One year ago this week, on the eve of Rosh Hashanah, President George W. Bush exuded a clear, unequivocal appreciation of and commitment to Israel. On that same occasion, President Bush called for a democratic state of Palestine to be created alongside Israel, as a way to foster peace in the Middle East.
Four months after that speech a parliamentary election supervised by the United States government took place in the Palestinian Authority. That election was decisively won by Hamas, the Islamic Palestinian entity which leads the fight to exterminate Israel.
Ever since the election, Hamas and Fatah, the other major party represented in the Palestinian parliament which is led by Fatah member and Palestinian Authority President Mahmoud Abbas, have been jockeying for power to determine who will run the Palestinian Arab state, should one come to pass.
Neither Fatah nor Hamas promise any kind of peace or reconciliation with Israel.
Abbas is frequently held out as a moderate, one with whom Israel is encouraged to negotiate. Yet Abbas’s constitution for a future Palestinian state, obtained from sources in the Vatican, contains no clause that would allow for recognition of the Jewish state of Israel.

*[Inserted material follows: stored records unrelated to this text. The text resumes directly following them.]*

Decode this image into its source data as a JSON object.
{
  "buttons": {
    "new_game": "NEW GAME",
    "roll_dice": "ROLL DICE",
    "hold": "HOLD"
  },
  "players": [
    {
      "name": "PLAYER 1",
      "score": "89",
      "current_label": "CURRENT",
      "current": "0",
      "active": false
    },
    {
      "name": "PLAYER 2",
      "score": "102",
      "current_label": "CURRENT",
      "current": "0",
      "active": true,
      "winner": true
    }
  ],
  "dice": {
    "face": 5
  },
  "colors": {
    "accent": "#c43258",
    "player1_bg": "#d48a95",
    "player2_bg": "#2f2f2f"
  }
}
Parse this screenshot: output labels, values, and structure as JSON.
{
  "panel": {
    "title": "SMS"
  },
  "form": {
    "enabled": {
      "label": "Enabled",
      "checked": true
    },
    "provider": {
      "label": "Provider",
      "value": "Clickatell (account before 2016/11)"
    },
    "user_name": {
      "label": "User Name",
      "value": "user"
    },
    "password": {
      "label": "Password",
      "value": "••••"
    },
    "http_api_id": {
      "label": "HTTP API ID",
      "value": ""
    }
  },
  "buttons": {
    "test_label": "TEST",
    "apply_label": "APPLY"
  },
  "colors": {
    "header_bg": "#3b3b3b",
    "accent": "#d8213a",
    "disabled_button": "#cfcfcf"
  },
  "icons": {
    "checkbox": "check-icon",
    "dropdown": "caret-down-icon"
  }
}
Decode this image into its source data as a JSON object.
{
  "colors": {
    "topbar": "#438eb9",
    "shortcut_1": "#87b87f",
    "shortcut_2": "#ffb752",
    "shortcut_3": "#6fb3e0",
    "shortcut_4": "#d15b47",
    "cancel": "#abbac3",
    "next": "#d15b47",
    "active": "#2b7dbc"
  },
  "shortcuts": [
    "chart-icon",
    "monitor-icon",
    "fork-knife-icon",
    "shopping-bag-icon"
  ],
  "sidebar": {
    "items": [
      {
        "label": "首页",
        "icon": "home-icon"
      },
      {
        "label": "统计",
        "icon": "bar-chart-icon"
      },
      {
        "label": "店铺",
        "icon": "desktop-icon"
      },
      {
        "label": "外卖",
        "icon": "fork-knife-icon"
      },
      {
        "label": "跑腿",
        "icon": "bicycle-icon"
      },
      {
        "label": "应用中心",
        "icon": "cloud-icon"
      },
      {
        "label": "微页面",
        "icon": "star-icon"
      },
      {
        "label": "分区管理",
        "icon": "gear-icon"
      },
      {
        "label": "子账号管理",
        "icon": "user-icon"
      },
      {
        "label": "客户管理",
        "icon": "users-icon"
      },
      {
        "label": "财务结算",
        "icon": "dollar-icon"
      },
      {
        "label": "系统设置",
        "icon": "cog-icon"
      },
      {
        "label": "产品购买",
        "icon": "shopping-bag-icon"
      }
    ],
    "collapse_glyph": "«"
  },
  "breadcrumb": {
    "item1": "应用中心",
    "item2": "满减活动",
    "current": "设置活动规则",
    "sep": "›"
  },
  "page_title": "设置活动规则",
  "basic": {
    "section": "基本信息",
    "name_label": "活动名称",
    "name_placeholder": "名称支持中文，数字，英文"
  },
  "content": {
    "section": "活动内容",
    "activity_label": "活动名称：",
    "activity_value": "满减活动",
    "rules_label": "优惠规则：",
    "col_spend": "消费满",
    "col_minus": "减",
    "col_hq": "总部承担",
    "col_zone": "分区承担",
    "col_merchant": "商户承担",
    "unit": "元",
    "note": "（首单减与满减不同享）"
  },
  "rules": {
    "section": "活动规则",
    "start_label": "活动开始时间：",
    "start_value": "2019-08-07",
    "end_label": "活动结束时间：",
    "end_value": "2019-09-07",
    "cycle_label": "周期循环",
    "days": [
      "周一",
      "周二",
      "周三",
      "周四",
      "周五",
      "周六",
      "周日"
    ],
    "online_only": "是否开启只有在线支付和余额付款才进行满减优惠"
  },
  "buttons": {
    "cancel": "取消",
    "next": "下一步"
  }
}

An official of the Vatican explained to a U.S. congressional delegation visiting Israel last year that Abbas’s constitution for a future Palestinian state does not allow for any juridical status for Judaism, Christianity or for any religion other than Islam. At least as significantly, the envisioned borders of the future Palestinian state encompasses the entire area of historic Palestine, with no room for the state of Israel. In other words, in accordance with the 1974 amendment to the Palestine Liberation Organization covenant, any area ceded by Israel to the Palestinian Arab entity will be used to stage attacks to “liberate” the rest of Palestine.
That is, of course, what has occurred in Gaza.
After Israel ceded all of Gaza to the Palestinian Authority, forcibly destroying all Israeli Jewish communities there, armed Fatah and Hamas factions have conducted nearly a thousand missile attacks from there into Israel’s western Negev region. This region appears in Abbas’s new Palestinian Authority textbooks as an integral part of the future Palestinian State, even though the Negev is not part of either Gaza or Judea and Samaria in the west bank.
To put it bluntly, President Bush’s vision for a “democratic state of Palestine”, a vision which he replayed this week in his meeting at the United Nations with PA President Abbas, remains a lethal threat to the state and people of Israel.
Given this reality, Palestinian Arab sovereignty will mean an armed entity at war with Israel, with one purpose – the extermination of Israel.
Yet it is now clear that almost all nations of the world support the “democratic vision” for a Palestinian Arab state, including the U.S.
American democratic principles operate with clear constraints that protect human rights, civil liberties and religious minorities.
Someone is going to have to brief George W. Bush that this is not what Palestinian democracy is based on.
This Rosh Hashanah, the new Jewish year, gives ample time to reflect on recent history and for Jews to remind themselves and to remind the world that Adolf Hitler also came to power as a violent coalition partner in a democratically elected government that nullified human rights, civil liberties and minority rights.
The message of the Jewish New Year is that any democracy which operates without constraints cannot be trusted.
©The Bulletin 2006